Mano Raju said, “You need to look at how someone was charged to begin with.  If you charge someone with something that carries a life sentence, which a lot of these gang enhancements across the state carry, and then someone pleads to something because they are trying to avoid a life sentence—all of a sudden they’re in a position where they’re considered a violent offender.”

Assemblymember Kalra noted that he served as a public defender from 1997 to 2008.  He is the only former public defender in the legislature currently.  He noted when he was a public defender in Santa Clara County, the prosecutor there was extremely aggressive.

“I had a lot of three strikes cases on a variety of different types of charges,” he said.  He related a case where he had a client sentenced to 25 to life for a minor crime and he wrote the judge weekly until on the 100th day, when he agreed to modify the sentence.  “He told me later he was losing sleep at night.”

For Leslie Herod she said, “It’s always an uphill battle when you try to convince people who don’t understand their own racism and bias, that black men deserve to live.  That brown men are worth forgiveness.  That we should have a system that embraces both.”

She said, “My job is to take away the tools that are being used against us, to incarcerate us.”  She said, “You can’t charge a felony for this because if we give them the discretion to do so, they’ll use it against us disproportionately.”

She pointed out that she supports diversion, but “the people who are offered those opportunities are not black and brown.

“What we have to do as law makers is really take those tools away or narrow them down significantly,” she said.  “The court should not be based on luck… and it is right now.”

She noted that Colorado has abolished cash bail for low level offenses.  But she said, “We need to have an uneasy conversation about violent crimes.”

Senator Nancy Skinner talked about her work on felony murder reform.

“Mercy is not easy,” she said.  “Culturally, America is not merciful.”

She said, “Then you add on top of that, a clear racism that is structurally in the system.”

She agreed with Representative Herod, “We have to just take the tools away because, while we work hard to tackle that bias and that deep structural racism, which everyday, all of us have to work on, it’s not going to happen overnight.  So we have to remove those tools that we know are being used in that racialized way or we are going to continue to have the outcomes of black and brown people…”
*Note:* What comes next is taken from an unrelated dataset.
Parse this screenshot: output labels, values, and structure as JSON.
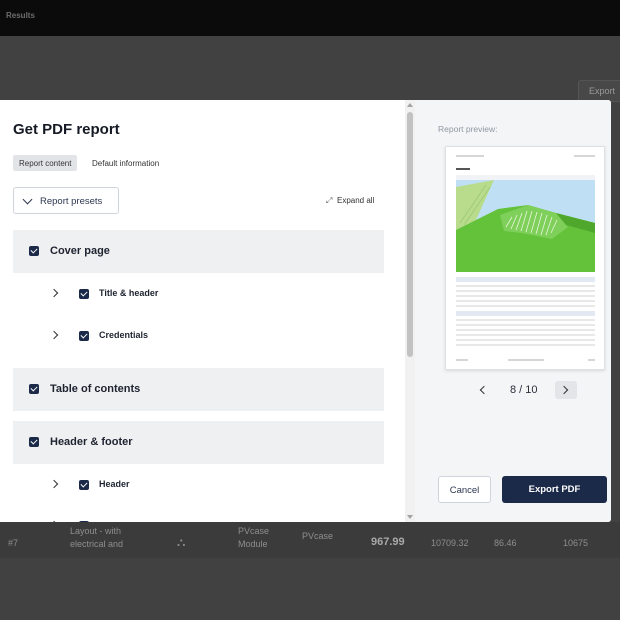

She pointed out that the rate of crime commission by race “is not reflective in the rate of incarceration in the jails.”

The California voters had a choice—end the death penalty or speed it up.  They chose to speed it up.

“The governor was going to have to do one execution every week for the next minimum three years,” she said.  “He could not do that.  He just eliminated it.  So far he’s not gotten that much pushback from it.”

“We have to eliminate… those things that operate in that racialized manner,” she said.  That got her to felony murder.

Her colleagues, she said, were good, “but I had to give them sympathetic faces.”

She said, “When I need to get something like 1437 through, I’m going to use every trick I can in the book to get the votes.”

Jamal Trulove said that he comes from a community where they were the targets.  “I was one of the targets,” he said.  “I was framed for a murder that I just didn’t do.

“There’s going to be a DA regardless,” he said, noting that, for him, “the DA was always the enemy.  Nobody in the hood has ever voted for him.

“Once you understand that there is going to be one regardless, it’s got to be the right one,” he said.

—David M. Greenwald reporting

To sign up for our new newsletter – Everyday Injustice –

Enter the maximum amount you want to pay each month
Sign up for

About The Author

David Greenwald is the founder, editor, and executive director of the Davis Vanguard. He founded the Vanguard in 2006. David Greenwald moved to Davis in 1996 to attend Graduate School at UC Davis in Political Science. He lives in South Davis with his wife Cecilia Escamilla Greenwald and three children.

Related posts

Leave a Reply

X Close

Newsletter Sign-Up

X Close

Monthly Subscriber Sign-Up

Enter the maximum amount you want to pay each month
Sign up for